● **WHAT TO PRODUCE**:
Excluding every picture, print exactly the lines from the one containing "Read all visible content and emit it as JSON." through the end of the material below, both ends included.

---

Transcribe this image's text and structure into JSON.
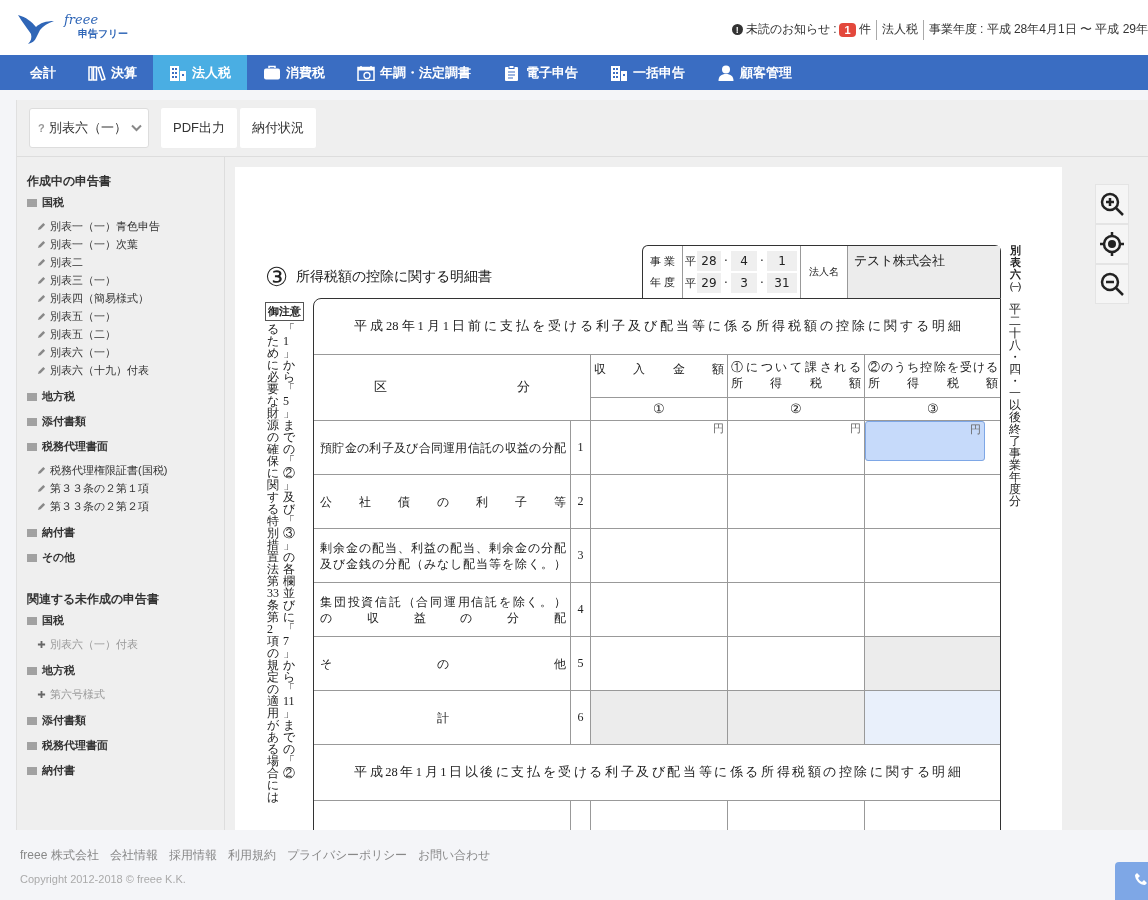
{
  "header": {
    "logo_script": "freee",
    "logo_text": "申告フリー",
    "notice_mark": "!",
    "notice_label": "未読のお知らせ :",
    "notice_count": "1",
    "notice_unit": "件",
    "tax_type": "法人税",
    "fiscal_year": "事業年度 : 平成 28年4月1日 〜 平成 29年"
  },
  "nav": [
    {
      "label": "会計",
      "selected": false
    },
    {
      "label": "決算",
      "selected": false
    },
    {
      "label": "法人税",
      "selected": true
    },
    {
      "label": "消費税",
      "selected": false
    },
    {
      "label": "年調・法定調書",
      "selected": false
    },
    {
      "label": "電子申告",
      "selected": false
    },
    {
      "label": "一括申告",
      "selected": false
    },
    {
      "label": "顧客管理",
      "selected": false
    }
  ],
  "toolbar": {
    "form_select": {
      "hint": "?",
      "value": "別表六（一）"
    },
    "buttons": [
      "PDF出力",
      "納付状況"
    ]
  },
  "sidebar": {
    "sections": [
      {
        "title": "作成中の申告書",
        "groups": [
          {
            "name": "国税",
            "items": [
              {
                "label": "別表一（一）青色申告",
                "kind": "edit"
              },
              {
                "label": "別表一（一）次葉",
                "kind": "edit"
              },
              {
                "label": "別表二",
                "kind": "edit"
              },
              {
                "label": "別表三（一）",
                "kind": "edit"
              },
              {
                "label": "別表四（簡易様式）",
                "kind": "edit"
              },
              {
                "label": "別表五（一）",
                "kind": "edit"
              },
              {
                "label": "別表五（二）",
                "kind": "edit"
              },
              {
                "label": "別表六（一）",
                "kind": "edit"
              },
              {
                "label": "別表六（十九）付表",
                "kind": "edit"
              }
            ]
          },
          {
            "name": "地方税"
          },
          {
            "name": "添付書類"
          },
          {
            "name": "税務代理書面",
            "items": [
              {
                "label": "税務代理権限証書(国税)",
                "kind": "edit"
              },
              {
                "label": "第３３条の２第１項",
                "kind": "edit"
              },
              {
                "label": "第３３条の２第２項",
                "kind": "edit"
              }
            ]
          },
          {
            "name": "納付書"
          },
          {
            "name": "その他"
          }
        ]
      },
      {
        "title": "関連する未作成の申告書",
        "groups": [
          {
            "name": "国税",
            "items": [
              {
                "label": "別表六（一）付表",
                "kind": "add"
              }
            ]
          },
          {
            "name": "地方税",
            "items": [
              {
                "label": "第六号様式",
                "kind": "add"
              }
            ]
          },
          {
            "name": "添付書類"
          },
          {
            "name": "税務代理書面"
          },
          {
            "name": "納付書"
          }
        ]
      }
    ]
  },
  "document": {
    "number": "③",
    "title": "所得税額の控除に関する明細書",
    "notice": "御注意",
    "note_columns": [
      "るために必要な財源の確保に関する特別措置法第33条第2項の規定の適用がある場合には",
      "「1」から「5」までの「②」及び「③」の各欄並びに「7」から「11」までの「②"
    ],
    "period_label": [
      "事業",
      "年度"
    ],
    "date_separator": "·",
    "dates": [
      {
        "era": "平",
        "year": "28",
        "month": "4",
        "day": "1"
      },
      {
        "era": "平",
        "year": "29",
        "month": "3",
        "day": "31"
      }
    ],
    "corp_label": "法人名",
    "corp_name": "テスト株式会社",
    "side_title": "別表六㈠",
    "side_note": "平二十八・四・一以後終了事業年度分",
    "sections": [
      {
        "heading": "平成28年1月1日前に支払を受ける利子及び配当等に係る所得税額の控除に関する明細",
        "columns_label": "区分",
        "columns": [
          {
            "lines": [
              "収入金額"
            ],
            "number": "①"
          },
          {
            "lines": [
              "①について課される",
              "所得税額"
            ],
            "number": "②"
          },
          {
            "lines": [
              "②のうち控除を受ける",
              "所得税額"
            ],
            "number": "③"
          }
        ],
        "rows": [
          {
            "no": "1",
            "kind": "item",
            "lines": [
              "預貯金の利子及び合同運用信託の収益の分配"
            ],
            "cells": [
              {
                "kind": "input",
                "unit": "円",
                "selected": false
              },
              {
                "kind": "input",
                "unit": "円",
                "selected": false
              },
              {
                "kind": "input",
                "unit": "円",
                "selected": true
              }
            ]
          },
          {
            "no": "2",
            "kind": "item",
            "lines": [
              "公社債の利子等"
            ],
            "cells": [
              {
                "kind": "input",
                "selected": false
              },
              {
                "kind": "input",
                "selected": false
              },
              {
                "kind": "input",
                "selected": false
              }
            ]
          },
          {
            "no": "3",
            "kind": "item",
            "lines": [
              "剰余金の配当、利益の配当、剰余金の分配",
              "及び金銭の分配（みなし配当等を除く。）"
            ],
            "cells": [
              {
                "kind": "input",
                "selected": false
              },
              {
                "kind": "input",
                "selected": false
              },
              {
                "kind": "input",
                "selected": false
              }
            ]
          },
          {
            "no": "4",
            "kind": "item",
            "lines": [
              "集団投資信託（合同運用信託を除く。）",
              "の収益の分配"
            ],
            "cells": [
              {
                "kind": "input",
                "selected": false
              },
              {
                "kind": "input",
                "selected": false
              },
              {
                "kind": "input",
                "selected": false
              }
            ]
          },
          {
            "no": "5",
            "kind": "item",
            "lines": [
              "その他"
            ],
            "cells": [
              {
                "kind": "input",
                "selected": false
              },
              {
                "kind": "input",
                "selected": false
              },
              {
                "kind": "disabled",
                "selected": false
              }
            ]
          },
          {
            "no": "6",
            "kind": "total",
            "lines": [
              "計"
            ],
            "cells": [
              {
                "kind": "disabled",
                "selected": false
              },
              {
                "kind": "disabled",
                "selected": false
              },
              {
                "kind": "total",
                "selected": false
              }
            ]
          }
        ]
      },
      {
        "heading": "平成28年1月1日以後に支払を受ける利子及び配当等に係る所得税額の控除に関する明細"
      }
    ]
  },
  "footer": {
    "links": [
      "freee 株式会社",
      "会社情報",
      "採用情報",
      "利用規約",
      "プライバシーポリシー",
      "お問い合わせ"
    ],
    "copyright": "Copyright 2012-2018 © freee K.K."
  }
}
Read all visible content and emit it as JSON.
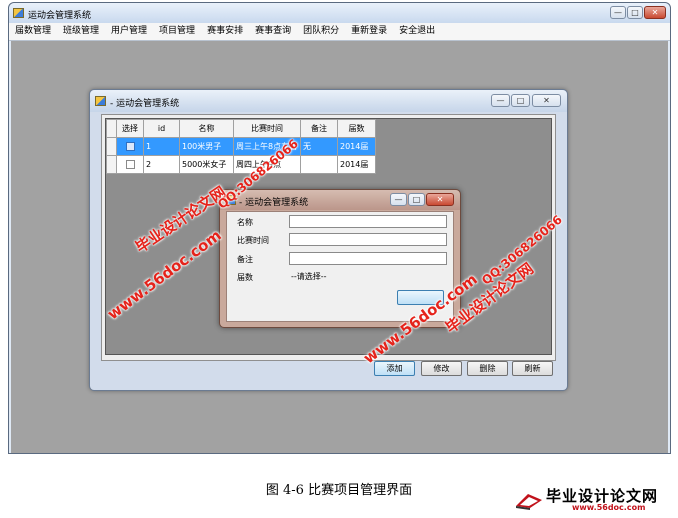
{
  "main_window": {
    "title": "运动会管理系统",
    "menu": [
      "届数管理",
      "班级管理",
      "用户管理",
      "项目管理",
      "赛事安排",
      "赛事查询",
      "团队积分",
      "重新登录",
      "安全退出"
    ]
  },
  "project_window": {
    "title": "- 运动会管理系统",
    "grid": {
      "columns": [
        "选择",
        "id",
        "名称",
        "比赛时间",
        "备注",
        "届数"
      ],
      "rows": [
        {
          "id": "1",
          "name": "100米男子",
          "time": "周三上午8点左右",
          "remark": "无",
          "session": "2014届"
        },
        {
          "id": "2",
          "name": "5000米女子",
          "time": "周四上午9点",
          "remark": "",
          "session": "2014届"
        }
      ]
    },
    "buttons": {
      "add": "添加",
      "edit": "修改",
      "delete": "删除",
      "refresh": "刷新"
    }
  },
  "dialog": {
    "title": "- 运动会管理系统",
    "labels": {
      "name": "名称",
      "time": "比赛时间",
      "remark": "备注",
      "session": "届数"
    },
    "session_placeholder": "--请选择--"
  },
  "watermarks": {
    "site": "毕业设计论文网",
    "url": "www.56doc.com",
    "qq": "QQ:306826066"
  },
  "caption": "图 4-6 比赛项目管理界面",
  "logo": {
    "name": "毕业设计论文网",
    "url": "www.56doc.com"
  },
  "window_controls": {
    "minimize": "—",
    "maximize": "□",
    "close": "✕"
  },
  "colors": {
    "watermark": "#e5231b",
    "selection": "#3399ff",
    "client_bg": "#a2a2a2"
  }
}
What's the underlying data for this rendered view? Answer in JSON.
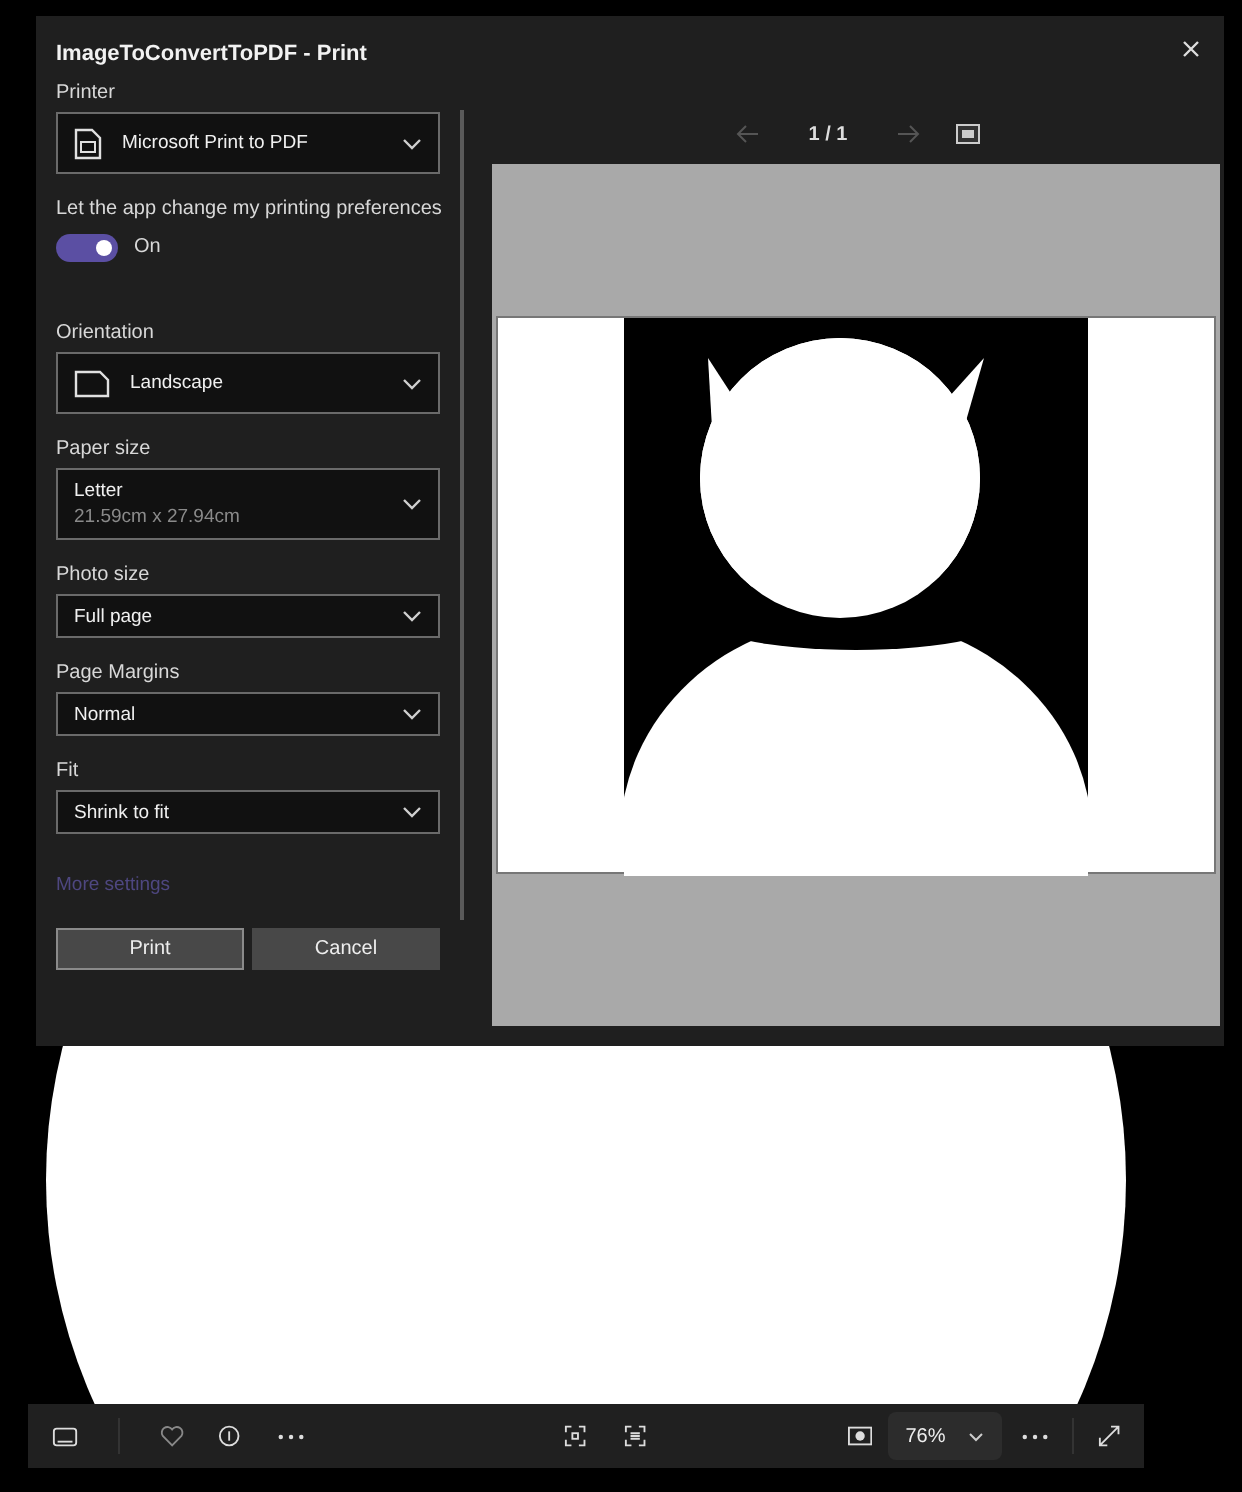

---

● **WRITTEN ANSWER**:
Read all visible content and emit it as JSON.
{
  "main_window": {
    "title": "运动会管理系统",
    "menu": [
      "届数管理",
      "班级管理",
      "用户管理",
      "项目管理",
      "赛事安排",
      "赛事查询",
      "团队积分",
      "重新登录",
      "安全退出"
    ]
  },
  "project_window": {
    "title": "- 运动会管理系统",
    "grid": {
      "columns": [
        "选择",
        "id",
        "名称",
        "比赛时间",
        "备注",
        "届数"
      ],
      "rows": [
        {
          "id": "1",
          "name": "100米男子",
          "time": "周三上午8点左右",
          "remark": "无",
          "session": "2014届"
        },
        {
          "id": "2",
          "name": "5000米女子",
          "time": "周四上午9点",
          "remark": "",
          "session": "2014届"
        }
      ]
    },
    "buttons": {
      "add": "添加",
      "edit": "修改",
      "delete": "删除",
      "refresh": "刷新"
    }
  },
  "dialog": {
    "title": "- 运动会管理系统",
    "labels": {
      "name": "名称",
      "time": "比赛时间",
      "remark": "备注",
      "session": "届数"
    },
    "session_placeholder": "--请选择--"
  },
  "watermarks": {
    "site": "毕业设计论文网",
    "url": "www.56doc.com",
    "qq": "QQ:306826066"
  },
  "caption": "图 4-6 比赛项目管理界面",
  "logo": {
    "name": "毕业设计论文网",
    "url": "www.56doc.com"
  },
  "window_controls": {
    "minimize": "—",
    "maximize": "□",
    "close": "✕"
  },
  "colors": {
    "watermark": "#e5231b",
    "selection": "#3399ff",
    "client_bg": "#a2a2a2"
  }
}
What's the underlying data for this rendered view? Answer in JSON.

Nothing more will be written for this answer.